Segment Open

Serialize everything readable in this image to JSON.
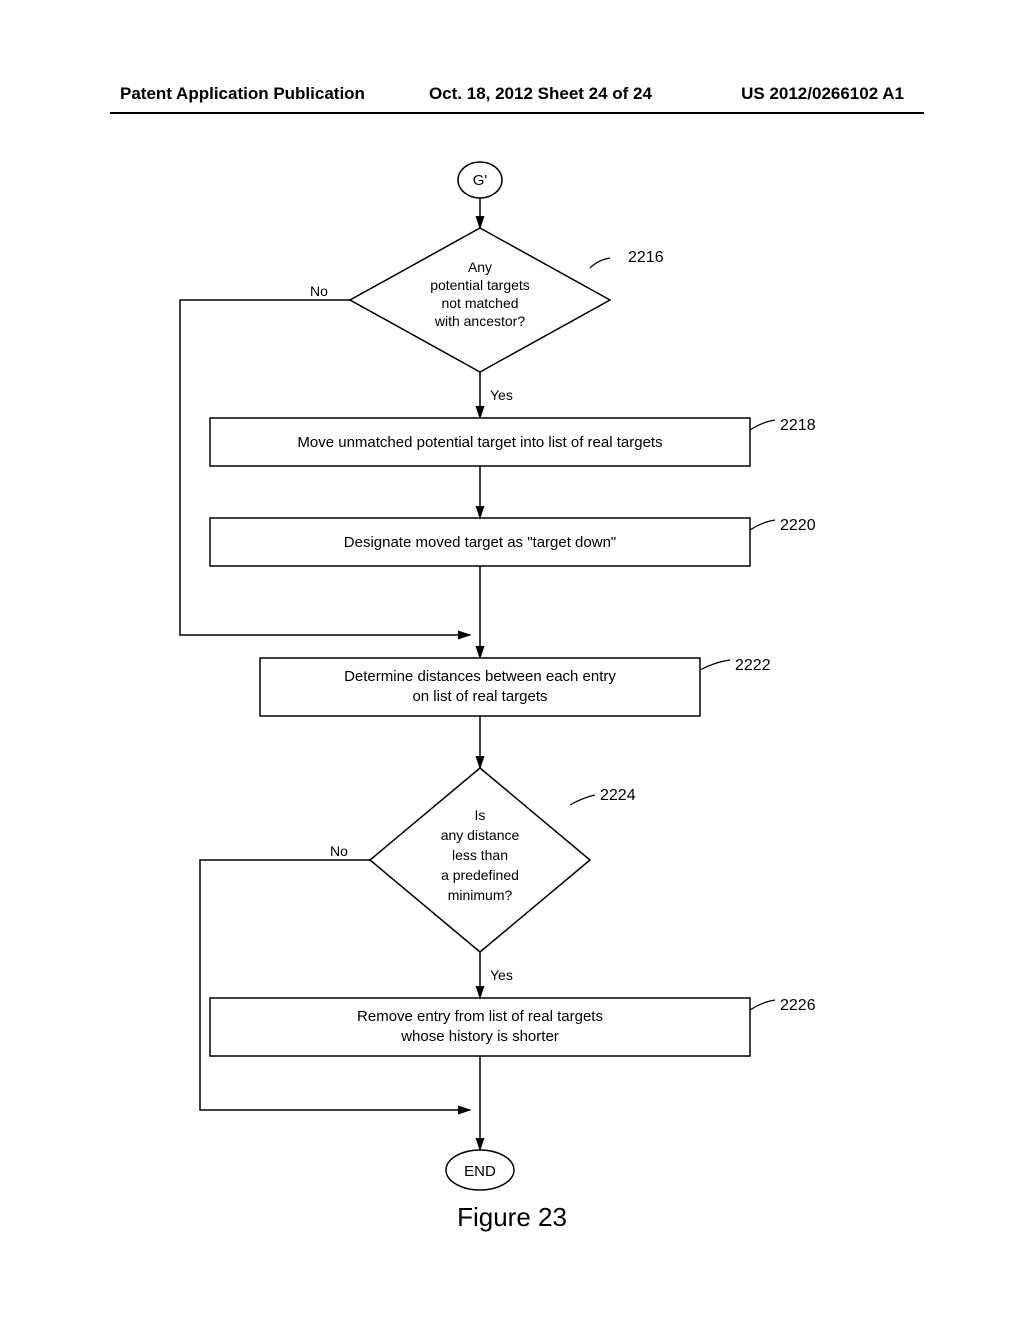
{
  "header": {
    "left": "Patent Application Publication",
    "mid": "Oct. 18, 2012   Sheet 24 of 24",
    "right": "US 2012/0266102 A1"
  },
  "nodes": {
    "start": "G'",
    "d2216_l1": "Any",
    "d2216_l2": "potential targets",
    "d2216_l3": "not matched",
    "d2216_l4": "with ancestor?",
    "b2218": "Move unmatched potential target into list of real targets",
    "b2220": "Designate moved target as \"target down\"",
    "b2222_l1": "Determine distances between each entry",
    "b2222_l2": "on list of real targets",
    "d2224_l1": "Is",
    "d2224_l2": "any distance",
    "d2224_l3": "less than",
    "d2224_l4": "a predefined",
    "d2224_l5": "minimum?",
    "b2226_l1": "Remove entry from list of real targets",
    "b2226_l2": "whose history is shorter",
    "end": "END"
  },
  "labels": {
    "ref2216": "2216",
    "ref2218": "2218",
    "ref2220": "2220",
    "ref2222": "2222",
    "ref2224": "2224",
    "ref2226": "2226",
    "yes1": "Yes",
    "no1": "No",
    "yes2": "Yes",
    "no2": "No"
  },
  "caption": "Figure 23"
}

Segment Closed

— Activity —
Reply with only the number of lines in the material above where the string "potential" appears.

— Exercise result —
2